▶ What to do: Start to finish, retype the entries exactly while omitting the pictures.
# # # #
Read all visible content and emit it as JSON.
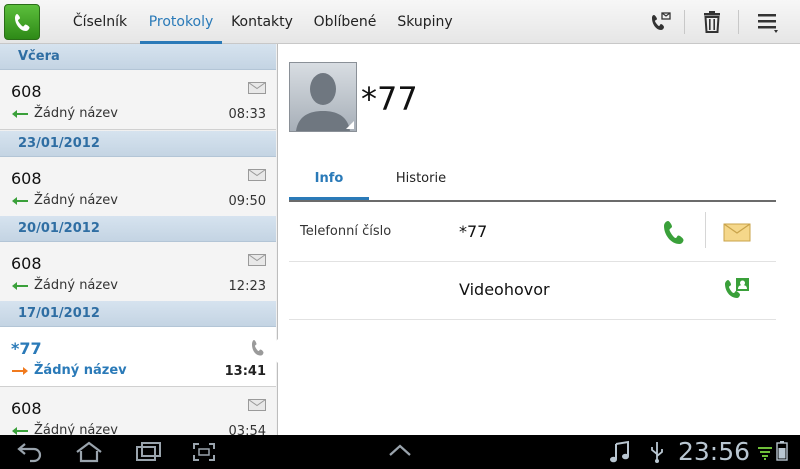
{
  "tabs": [
    {
      "label": "Číselník"
    },
    {
      "label": "Protokoly",
      "active": true
    },
    {
      "label": "Kontakty"
    },
    {
      "label": "Oblíbené"
    },
    {
      "label": "Skupiny"
    }
  ],
  "toolbar_icons": [
    "voicemail-icon",
    "trash-icon",
    "menu-icon"
  ],
  "call_log": {
    "groups": [
      {
        "date": "Včera",
        "entries": [
          {
            "number": "608",
            "name": "Žádný název",
            "time": "08:33",
            "direction": "incoming",
            "type": "message"
          }
        ]
      },
      {
        "date": "23/01/2012",
        "entries": [
          {
            "number": "608",
            "name": "Žádný název",
            "time": "09:50",
            "direction": "incoming",
            "type": "message"
          }
        ]
      },
      {
        "date": "20/01/2012",
        "entries": [
          {
            "number": "608",
            "name": "Žádný název",
            "time": "12:23",
            "direction": "incoming",
            "type": "message"
          }
        ]
      },
      {
        "date": "17/01/2012",
        "entries": [
          {
            "number": "*77",
            "name": "Žádný název",
            "time": "13:41",
            "direction": "outgoing",
            "type": "call",
            "selected": true
          },
          {
            "number": "608",
            "name": "Žádný název",
            "time": "03:54",
            "direction": "incoming",
            "type": "message"
          }
        ]
      }
    ]
  },
  "detail": {
    "name": "*77",
    "tabs": [
      {
        "label": "Info",
        "active": true
      },
      {
        "label": "Historie"
      }
    ],
    "rows": [
      {
        "label": "Telefonní číslo",
        "value": "*77"
      },
      {
        "label": "",
        "value": "Videohovor"
      }
    ]
  },
  "system_bar": {
    "time": "23:56"
  },
  "colors": {
    "accent": "#2a7ab8",
    "incoming_arrow": "#3aa03a",
    "outgoing_arrow": "#f07a1e",
    "call_green": "#3aa03a"
  }
}
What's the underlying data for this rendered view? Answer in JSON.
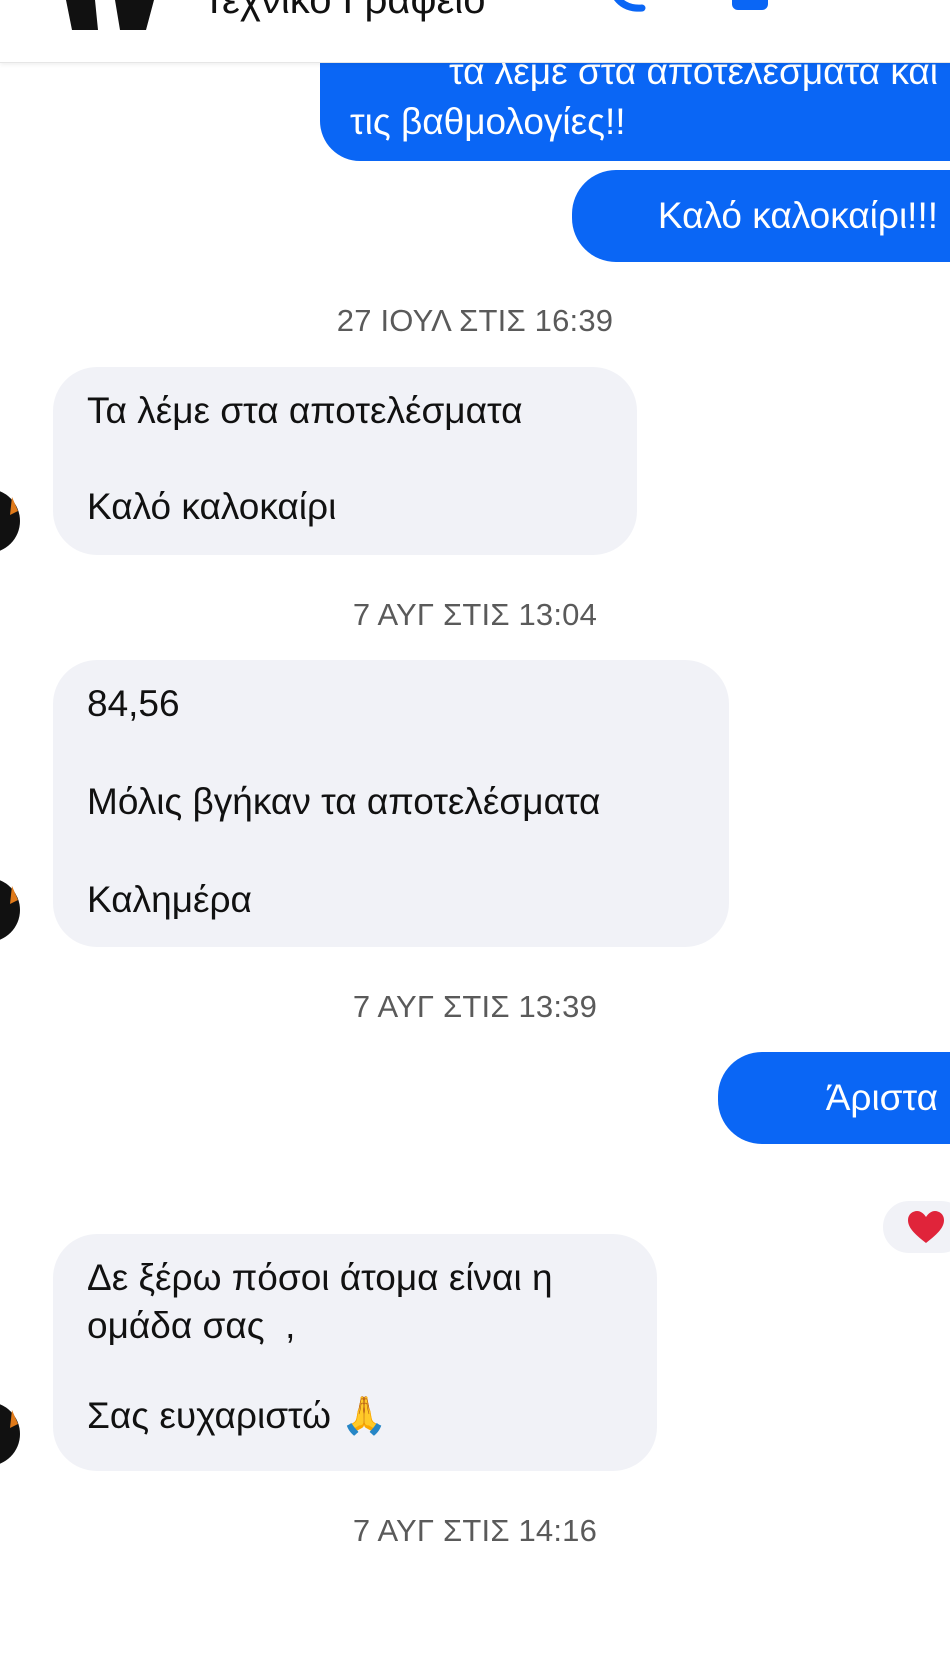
{
  "header": {
    "title": "Τεχνικό Γραφείο"
  },
  "messages": {
    "out_1": [
      "τα λέμε στα αποτελέσματα και",
      "τις βαθμολογίες!!"
    ],
    "out_2": "Καλό καλοκαίρι!!!",
    "ts_1": "27 ΙΟΥΛ ΣΤΙΣ 16:39",
    "in_1": [
      "Τα λέμε στα αποτελέσματα",
      "Καλό καλοκαίρι"
    ],
    "ts_2": "7 ΑΥΓ ΣΤΙΣ 13:04",
    "in_2": [
      "84,56",
      "Μόλις βγήκαν τα αποτελέσματα",
      "Καλημέρα"
    ],
    "ts_3": "7 ΑΥΓ ΣΤΙΣ 13:39",
    "out_3": "Άριστα",
    "out_3_reaction": "heart-icon",
    "in_3": [
      "Δε ξέρω πόσοι άτομα είναι η",
      "ομάδα σας  ,",
      "Σας ευχαριστώ 🙏"
    ],
    "ts_4": "7 ΑΥΓ ΣΤΙΣ 14:16"
  },
  "colors": {
    "outgoing_bubble": "#0a66f5",
    "incoming_bubble": "#f1f2f7",
    "timestamp_text": "#5a5a5a",
    "reaction_heart": "#e0243a"
  }
}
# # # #
▶ Task solution:
Read all visible content and emit it as JSON.
{
  "tabs": [
    {
      "label": "Číselník"
    },
    {
      "label": "Protokoly",
      "active": true
    },
    {
      "label": "Kontakty"
    },
    {
      "label": "Oblíbené"
    },
    {
      "label": "Skupiny"
    }
  ],
  "toolbar_icons": [
    "voicemail-icon",
    "trash-icon",
    "menu-icon"
  ],
  "call_log": {
    "groups": [
      {
        "date": "Včera",
        "entries": [
          {
            "number": "608",
            "name": "Žádný název",
            "time": "08:33",
            "direction": "incoming",
            "type": "message"
          }
        ]
      },
      {
        "date": "23/01/2012",
        "entries": [
          {
            "number": "608",
            "name": "Žádný název",
            "time": "09:50",
            "direction": "incoming",
            "type": "message"
          }
        ]
      },
      {
        "date": "20/01/2012",
        "entries": [
          {
            "number": "608",
            "name": "Žádný název",
            "time": "12:23",
            "direction": "incoming",
            "type": "message"
          }
        ]
      },
      {
        "date": "17/01/2012",
        "entries": [
          {
            "number": "*77",
            "name": "Žádný název",
            "time": "13:41",
            "direction": "outgoing",
            "type": "call",
            "selected": true
          },
          {
            "number": "608",
            "name": "Žádný název",
            "time": "03:54",
            "direction": "incoming",
            "type": "message"
          }
        ]
      }
    ]
  },
  "detail": {
    "name": "*77",
    "tabs": [
      {
        "label": "Info",
        "active": true
      },
      {
        "label": "Historie"
      }
    ],
    "rows": [
      {
        "label": "Telefonní číslo",
        "value": "*77"
      },
      {
        "label": "",
        "value": "Videohovor"
      }
    ]
  },
  "system_bar": {
    "time": "23:56"
  },
  "colors": {
    "accent": "#2a7ab8",
    "incoming_arrow": "#3aa03a",
    "outgoing_arrow": "#f07a1e",
    "call_green": "#3aa03a"
  }
}
What's the underlying data for this rendered view? Answer in JSON.
{
  "header": {
    "title": "Τεχνικό Γραφείο"
  },
  "messages": {
    "out_1": [
      "τα λέμε στα αποτελέσματα και",
      "τις βαθμολογίες!!"
    ],
    "out_2": "Καλό καλοκαίρι!!!",
    "ts_1": "27 ΙΟΥΛ ΣΤΙΣ 16:39",
    "in_1": [
      "Τα λέμε στα αποτελέσματα",
      "Καλό καλοκαίρι"
    ],
    "ts_2": "7 ΑΥΓ ΣΤΙΣ 13:04",
    "in_2": [
      "84,56",
      "Μόλις βγήκαν τα αποτελέσματα",
      "Καλημέρα"
    ],
    "ts_3": "7 ΑΥΓ ΣΤΙΣ 13:39",
    "out_3": "Άριστα",
    "out_3_reaction": "heart-icon",
    "in_3": [
      "Δε ξέρω πόσοι άτομα είναι η",
      "ομάδα σας  ,",
      "Σας ευχαριστώ 🙏"
    ],
    "ts_4": "7 ΑΥΓ ΣΤΙΣ 14:16"
  },
  "colors": {
    "outgoing_bubble": "#0a66f5",
    "incoming_bubble": "#f1f2f7",
    "timestamp_text": "#5a5a5a",
    "reaction_heart": "#e0243a"
  }
}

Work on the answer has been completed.